It's inspiring how much others can draw from something that might not have meant as much to you too, but even more so appreciative when people do draw things from something you feel strongly about. It's frustrating to write longer work where details or nuances get lost in the process, and readers don't really go into the words with as open and susceptive a mind.
I've tried writing a few books so far but lose the red thread all too easily. Poetry however: love this format.
Q: Beat For The Stranger and High Up In My Castle I'm surprised you haven't turned into songs yet. The imagery for both of these is just incredible. How did you come up with these? Were they on a whim or were you in a specific location? Will they be turned into songs one day?
A: And Dream Sweet, which could be molded after and was probably inspired by the same melody as Sweet Dreams (Are Made Of This). :) And thank you.
I'd love to turn some of these into real songs too. I might have lyrics that were inspired by High Up In My Castle ready already - hopefully they'll make it to song eventually - though it's so much quicker and easier to just write. That's the simple reason most of my material never makes it further than this.
If I was in a specific location when I wrote these it was probably at our family home up North, sitting in my upstairs room with a slanted wooden ceiling, looking out at the nearby lake. Or sitting outside, maybe by said lake, listening to the leaves rustle and falling twigs make rings on the water surface. Maybe lying on the grass and looking at the freeform clouds...
I mostly write at night, when all dues of the day are done, and so the mood is often reflective this way. But I don't remember the specific time or place I wrote these, or my specific state of mind at the time. I'm a dreamer though. Fascinated by the rise and fall of all civilizations. I imagine High Up In My Castle might be a combination thereof. Of the dreamscapes I chase, the ambience of nature, and these fleeting moments in the ebb and flow of our time.
Q: To end A 100 Beforehand, the last poem is entitled The Sentence. It is a wonderful bookend to this collection. Was this the last one written or was it written earlier and made to be the ending?
A: If only I'd documented the process ten years back! I do believe it's the final piece though, and that the rest were all written in order too. That's how I used to write these back then, page by page, number by number, but I can't say it with absolute certainty.
Q: Your first song on the Audio Portal is entitled Difference. You labelled it under Miscellaneous, but it sounds more Drum N' Bass. How did this piece come into existence?
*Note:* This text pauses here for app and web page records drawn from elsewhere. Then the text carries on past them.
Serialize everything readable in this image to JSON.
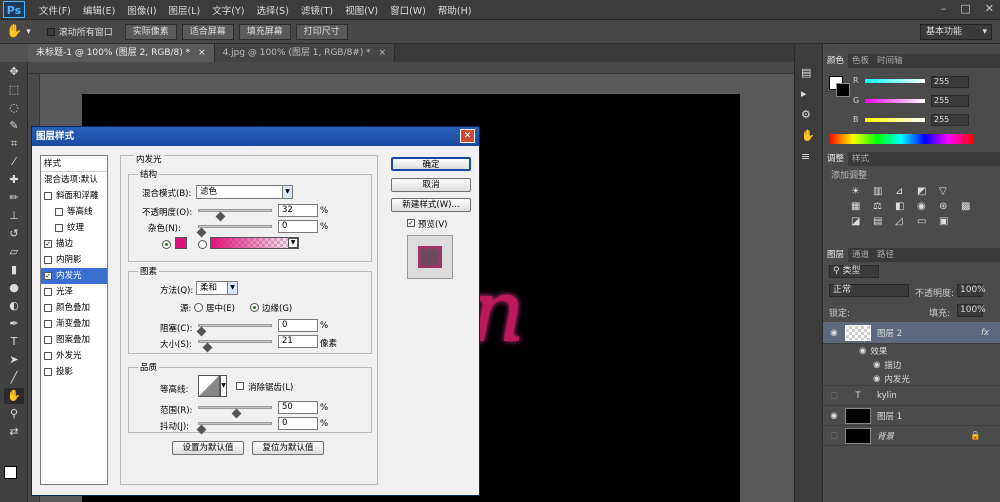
{
  "app": {
    "logo": "Ps"
  },
  "menu": [
    "文件(F)",
    "编辑(E)",
    "图像(I)",
    "图层(L)",
    "文字(Y)",
    "选择(S)",
    "滤镜(T)",
    "视图(V)",
    "窗口(W)",
    "帮助(H)"
  ],
  "options": {
    "scroll_all": "滚动所有窗口",
    "actual_pixels": "实际像素",
    "fit_screen": "适合屏幕",
    "fill_screen": "填充屏幕",
    "print_size": "打印尺寸",
    "workspace": "基本功能"
  },
  "tabs": [
    "未标题-1 @ 100% (图层 2, RGB/8) *",
    "4.jpg @ 100% (图层 1, RGB/8#) *"
  ],
  "canvas": {
    "text": "n"
  },
  "color_panel": {
    "tabs": [
      "颜色",
      "色板",
      "时间轴"
    ],
    "r_label": "R",
    "g_label": "G",
    "b_label": "B",
    "r": "255",
    "g": "255",
    "b": "255"
  },
  "adjust_panel": {
    "tabs": [
      "调整",
      "样式"
    ],
    "title": "添加调整"
  },
  "layers_panel": {
    "tabs": [
      "图层",
      "通道",
      "路径"
    ],
    "kind": "类型",
    "blend": "正常",
    "opacity_label": "不透明度:",
    "opacity": "100%",
    "lock_label": "锁定:",
    "fill_label": "填充:",
    "fill": "100%",
    "layers": [
      {
        "name": "图层 2",
        "fx": "fx"
      },
      {
        "name": "效果"
      },
      {
        "name": "描边"
      },
      {
        "name": "内发光"
      },
      {
        "name": "kylin"
      },
      {
        "name": "图层 1"
      },
      {
        "name": "背景"
      }
    ]
  },
  "dialog": {
    "title": "图层样式",
    "close": "✕",
    "styles_header": "样式",
    "styles": [
      {
        "label": "混合选项:默认",
        "cb": false,
        "has_cb": false
      },
      {
        "label": "斜面和浮雕",
        "cb": false,
        "has_cb": true
      },
      {
        "label": "等高线",
        "cb": false,
        "has_cb": true,
        "indent": true
      },
      {
        "label": "纹理",
        "cb": false,
        "has_cb": true,
        "indent": true
      },
      {
        "label": "描边",
        "cb": true,
        "has_cb": true
      },
      {
        "label": "内阴影",
        "cb": false,
        "has_cb": true
      },
      {
        "label": "内发光",
        "cb": true,
        "has_cb": true,
        "selected": true
      },
      {
        "label": "光泽",
        "cb": false,
        "has_cb": true
      },
      {
        "label": "颜色叠加",
        "cb": false,
        "has_cb": true
      },
      {
        "label": "渐变叠加",
        "cb": false,
        "has_cb": true
      },
      {
        "label": "图案叠加",
        "cb": false,
        "has_cb": true
      },
      {
        "label": "外发光",
        "cb": false,
        "has_cb": true
      },
      {
        "label": "投影",
        "cb": false,
        "has_cb": true
      }
    ],
    "section_title": "内发光",
    "structure": {
      "title": "结构",
      "blend_label": "混合模式(B):",
      "blend_value": "滤色",
      "opacity_label": "不透明度(O):",
      "opacity": "32",
      "noise_label": "杂色(N):",
      "noise": "0",
      "pct": "%",
      "color": "#e0137a"
    },
    "elements": {
      "title": "图素",
      "method_label": "方法(Q):",
      "method_value": "柔和",
      "source_label": "源:",
      "center_label": "居中(E)",
      "edge_label": "边缘(G)",
      "choke_label": "阻塞(C):",
      "choke": "0",
      "size_label": "大小(S):",
      "size": "21",
      "px": "像素"
    },
    "quality": {
      "title": "品质",
      "contour_label": "等高线:",
      "antialias_label": "消除锯齿(L)",
      "range_label": "范围(R):",
      "range": "50",
      "jitter_label": "抖动(J):",
      "jitter": "0"
    },
    "make_default": "设置为默认值",
    "reset_default": "复位为默认值",
    "ok": "确定",
    "cancel": "取消",
    "new_style": "新建样式(W)...",
    "preview": "预览(V)"
  }
}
A: Audio, as well as Flash, are both formats I started with in large part thanks to this place. I'd recorded things before, and played a little piano and guitar, but digital music creation was something I'm not sure I ever thought about doing before I came here. I started with eJay, the simplest software possible that I by chance had been given a special edition copy of at the time, started uploading some tracks and there you go! Step one of my ongoing musical journey begins.
I'm still proud of some of these early compositions, stitched together of pre-made loops though they made be (royalty free, I should mention), though as I was at the time very interested in stats I did have a knack for putting out as much as possible rather than pouring my all into each individual piece. As bandwidth was limited back then it was popular with short audio loops, to keep the file size of Flash submissions as small as possible, so I focused a lot on those, making a few series with either six or a hundred loops each.
Difference was different, though. It's one I still remember fondly. Maybe the first I was really proud of. I didn't upload all of my early work, nor is all of the work from that time still online, but I'm happy that one remains number one.
At the time I didn't know much about musical genres, and submitted pretty much everything as 'miscellaneous' just so it wouldn't happen to be in the wrong category.
[ PART 1 | PART 2 ]